DNA and RNA each contain different nitrogenous bases (DNA contains A, T,
C, G; RNA contains A, U, C, G); hence, diffexent nueleotides. In order to code for
the 20 different amino acids, more than one nucleotide must make up the code
word for each amino acid. The code word of the DNA nucleotides are copied onto a
strand of messenger RNA. Each combination of three nucieo- tides on the
messenger RNA is called a codon, or three- letter code word. Each codon specifies a
particular amino acid that is to be placed in the polypeptide chain. There is more
than onecodon for each amino acid.
The decoding of a messenger RNA message into a polypeptide chain (protein)
is known as translation. There is an elaborate mechanism that involves the two other
main types of RNA — transfer RNA (tRNA) and ribosomal RNA (rRNA) — and the
cytoplasmic organelle known as the ribosome.
Transfer RNA carries amino acids to the ribosomes, where the amino acids
are joined together to form polypeptides. Transfer RNA is a single strand of RNA that
loops back on it self. Ribosomal RNA makes up the major part of the ribosomes.
THE ROLE OF TRANSFER RNA
You will notice that there are three exposed bases on each transfer RNA
molecule. These nucleotides will base pair with a codon on messenger RNA. Because
the three nucleotides on transfer RNA are complementary to the three nucleotides
on messenger RNA, the three transfer RNA nucleotides are called the anticodon.
Attached to each transfer RNA molecule is the amino acid specihed by the
codon to which it base pairs. By matching the transfer RNA anticodon to the
messenger RNA codon, the correct amino acid is put into place.

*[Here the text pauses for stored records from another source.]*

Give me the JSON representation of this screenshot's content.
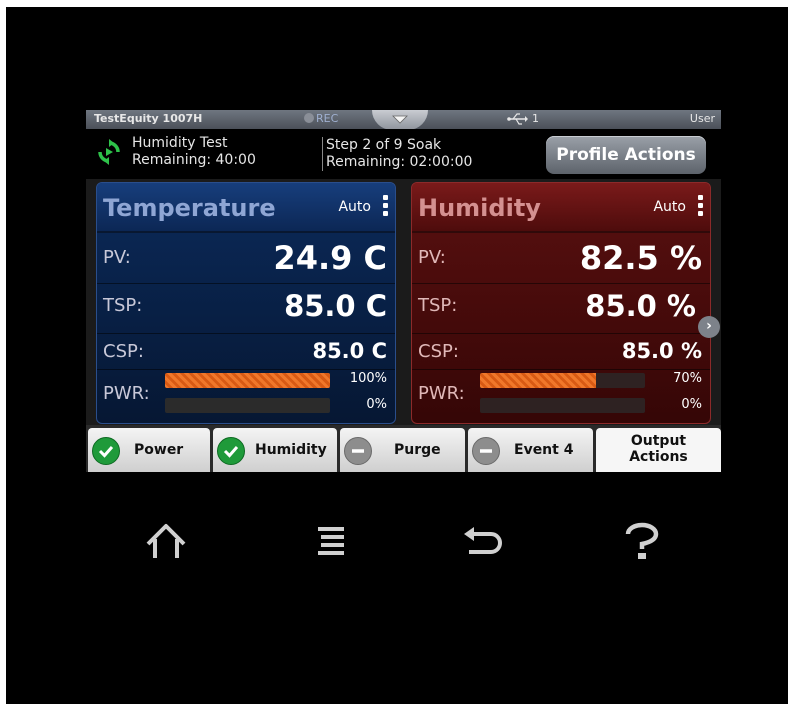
{
  "status_bar": {
    "device_title": "TestEquity 1007H",
    "rec_label": "REC",
    "usb_count": "1",
    "user_label": "User"
  },
  "profile": {
    "name": "Humidity Test",
    "remaining": "Remaining: 40:00",
    "step": "Step 2 of 9 Soak",
    "step_remaining": "Remaining: 02:00:00",
    "actions_button": "Profile Actions"
  },
  "temperature": {
    "title": "Temperature",
    "mode": "Auto",
    "pv_label": "PV:",
    "pv_value": "24.9 C",
    "tsp_label": "TSP:",
    "tsp_value": "85.0 C",
    "csp_label": "CSP:",
    "csp_value": "85.0 C",
    "pwr_label": "PWR:",
    "pwr_heat_pct": "100%",
    "pwr_heat_level": 1.0,
    "pwr_cool_pct": "0%",
    "pwr_cool_level": 0.0
  },
  "humidity": {
    "title": "Humidity",
    "mode": "Auto",
    "pv_label": "PV:",
    "pv_value": "82.5 %",
    "tsp_label": "TSP:",
    "tsp_value": "85.0 %",
    "csp_label": "CSP:",
    "csp_value": "85.0 %",
    "pwr_label": "PWR:",
    "pwr_humid_pct": "70%",
    "pwr_humid_level": 0.7,
    "pwr_dehumid_pct": "0%",
    "pwr_dehumid_level": 0.0
  },
  "outputs": {
    "items": [
      {
        "label": "Power",
        "state": "on"
      },
      {
        "label": "Humidity",
        "state": "on"
      },
      {
        "label": "Purge",
        "state": "off"
      },
      {
        "label": "Event 4",
        "state": "off"
      }
    ],
    "actions_line1": "Output",
    "actions_line2": "Actions"
  },
  "nav_keys": [
    "home-icon",
    "menu-icon",
    "back-icon",
    "help-icon"
  ],
  "colors": {
    "temperature_panel": "#0b2a5a",
    "humidity_panel": "#5a1010",
    "power_bar": "#f0772a",
    "output_on": "#1f9a3a",
    "output_off": "#8d8d8d"
  }
}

Each transfer RNA acts
like a tiny beacon for its specific amino acid.
THE ROLE OF THE RIBOSOME
Messenger RNA molecules do not automatically line up transfer RNA molecules
and link their amino acids together. Instead, this process of protein synthesis takes
place in organelles known as ribosomes. Ribosomes are made up of two subunits, a
large one and a smaller one. Each subunit consists of ribosomal RNA and proteins
(about 70 different types).
The first part of protein synthesis occurs when the two subunits of the ribosome
bind to a molecule of messenger RNA. Then the initiator codon: AUG binds to the first
anticodon of transfer RNA, signaiing the beginning of a polypeptide chain.
Soon the anticodon of another transfer RNA binds to the next messenger RNA
codon. T:his second transfer RNA carries the second amino acid that will be placed
into the chain of the polypeptide.
The polypeptide chain continues to grow until the ribosome reaches a stop
codon on the messenger RNA. A stop codon is a codon for which no transfer RNA
molecules exist. When the stop codon reaches the ribosome, the ribosome releases
the newly formed polypeptide and messenger RNA, completing the process of
As you can now see, the ribosome, in its own way, is at the center of the whole
business of making the genetic code work. In the nucleus, DNA directs the formation
of three different kinds of RNA: transfer RNA, ribosomal RNA, and messenger
RNA. They all leave the nucleus and then seem to go their separate ways.